Material provided:
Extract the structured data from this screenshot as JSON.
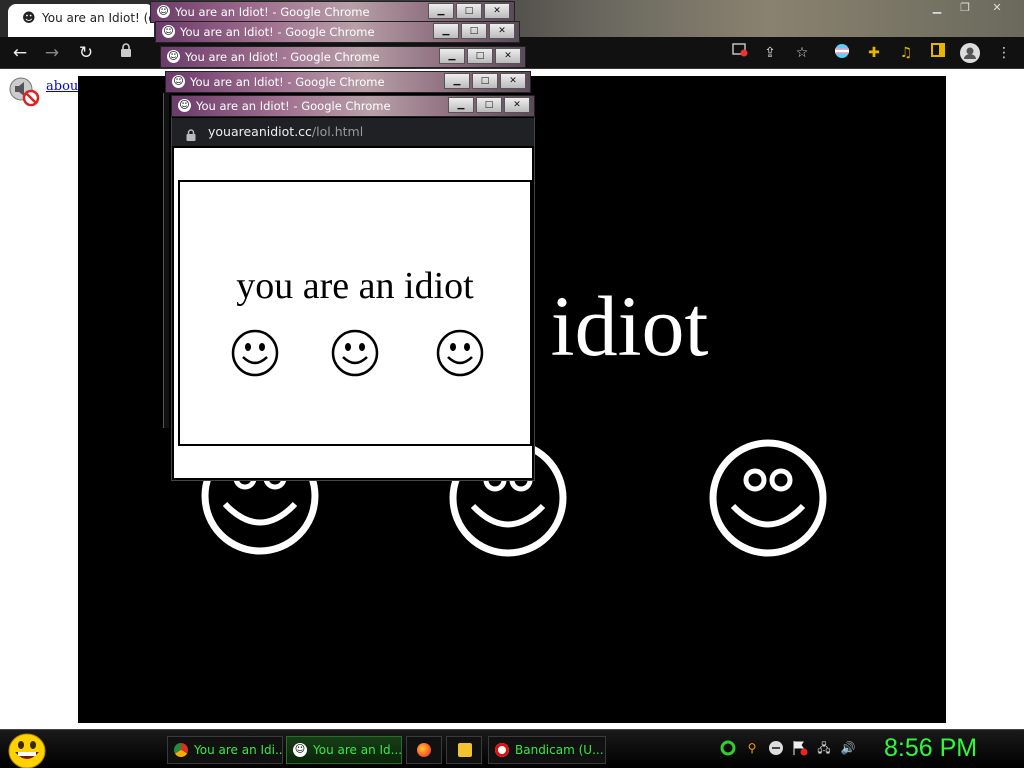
{
  "browser": {
    "tab_title": "You are an Idiot! (do",
    "tab_icon": "smiley-icon"
  },
  "page": {
    "about_link": "about:blank",
    "big_text": "an idiot"
  },
  "popups": [
    {
      "title": "You are an Idiot! - Google Chrome"
    },
    {
      "title": "You are an Idiot! - Google Chrome"
    },
    {
      "title": "You are an Idiot! - Google Chrome"
    },
    {
      "title": "You are an Idiot! - Google Chrome"
    },
    {
      "title": "You are an Idiot! - Google Chrome"
    }
  ],
  "popup": {
    "url_domain": "youareanidiot.cc",
    "url_path": "/lol.html",
    "text": "you are an idiot"
  },
  "taskbar": {
    "items": [
      {
        "label": "You are an Idi...",
        "icon": "chrome-icon"
      },
      {
        "label": "You are an Id...",
        "icon": "smiley-icon"
      },
      {
        "label": "",
        "icon": "firefox-icon"
      },
      {
        "label": "",
        "icon": "folder-icon"
      },
      {
        "label": "Bandicam (U...",
        "icon": "record-icon"
      }
    ],
    "clock": "8:56 PM"
  },
  "colors": {
    "taskbar_text": "#39e64a",
    "clock": "#2ef83c",
    "stage": "#000000"
  }
}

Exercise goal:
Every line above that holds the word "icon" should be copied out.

Task solution:
    "tab_icon": "smiley-icon"
        "icon": "chrome-icon"
        "icon": "smiley-icon"
        "icon": "firefox-icon"
        "icon": "folder-icon"
        "icon": "record-icon"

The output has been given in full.